Latino immigrants and African-American men work in jobs with the highest risk of injury, according to a new study of workplace injuries and disability.

“We found that their risk was higher even when we accounted for education and other demographic characteristics,” said lead author Seth Seabury, director of the Keck-Schaeffer Initiative for Population Health at the USC Schaeffer Center for Health Policy and Economics and the Keck School of Medicine of USC. “Disparities in economic opportunities for minorities lead them to take more hazardous jobs that raise their risk of injury and disability.”

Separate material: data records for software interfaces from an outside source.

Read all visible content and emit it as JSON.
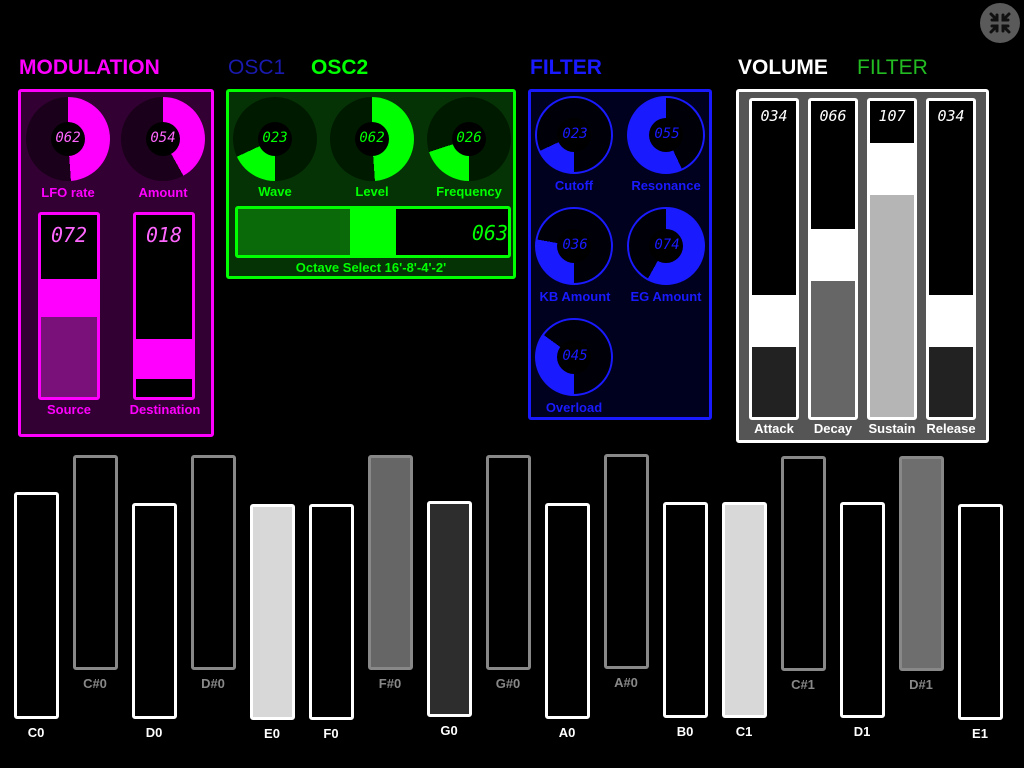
{
  "collapse_icon": "collapse-arrows-icon",
  "colors": {
    "modulation": "#ff00ff",
    "osc2": "#00ff00",
    "osc1_dim": "#1a1ab0",
    "filter": "#1a1aff",
    "volume": "#ffffff",
    "filter_tab_inactive": "#22bb22"
  },
  "headers": {
    "modulation": "MODULATION",
    "osc1": "OSC1",
    "osc2": "OSC2",
    "filter": "FILTER",
    "volume": "VOLUME",
    "filter_tab": "FILTER"
  },
  "modulation": {
    "knobs": [
      {
        "label": "LFO rate",
        "value": "062",
        "level": 0.49
      },
      {
        "label": "Amount",
        "value": "054",
        "level": 0.42
      }
    ],
    "sliders": [
      {
        "label": "Source",
        "value": "072"
      },
      {
        "label": "Destination",
        "value": "018"
      }
    ]
  },
  "osc2": {
    "knobs": [
      {
        "label": "Wave",
        "value": "023",
        "level": 0.18
      },
      {
        "label": "Level",
        "value": "062",
        "level": 0.49
      },
      {
        "label": "Frequency",
        "value": "026",
        "level": 0.2
      }
    ],
    "octave": {
      "label": "Octave Select 16'-8'-4'-2'",
      "value": "063"
    }
  },
  "filter": {
    "knobs": [
      {
        "label": "Cutoff",
        "value": "023",
        "level": 0.18
      },
      {
        "label": "Resonance",
        "value": "055",
        "level": 0.43
      },
      {
        "label": "KB Amount",
        "value": "036",
        "level": 0.28
      },
      {
        "label": "EG Amount",
        "value": "074",
        "level": 0.58
      },
      {
        "label": "Overload",
        "value": "045",
        "level": 0.35
      }
    ]
  },
  "volume": {
    "sliders": [
      {
        "label": "Attack",
        "value": "034"
      },
      {
        "label": "Decay",
        "value": "066"
      },
      {
        "label": "Sustain",
        "value": "107"
      },
      {
        "label": "Release",
        "value": "034"
      }
    ]
  },
  "keyboard": {
    "naturals": [
      "C0",
      "D0",
      "E0",
      "F0",
      "G0",
      "A0",
      "B0",
      "C1",
      "D1",
      "E1"
    ],
    "sharps": [
      "C#0",
      "D#0",
      "F#0",
      "G#0",
      "A#0",
      "C#1",
      "D#1"
    ]
  }
}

For the study published in the February edition of Health Affairs, USC researchers found that men ages 18 to 64 who are Latino immigrants have the highest average workplace injury rate at 13.7 per 1,000 workers, followed by African-American men (more than 12), and U.S.-born Latino men (nearly 12), white men (11.8), and Asian Americans (nearly 10). Other ethnicities have a rate of around 11 per 1,000 workers.  (Read more)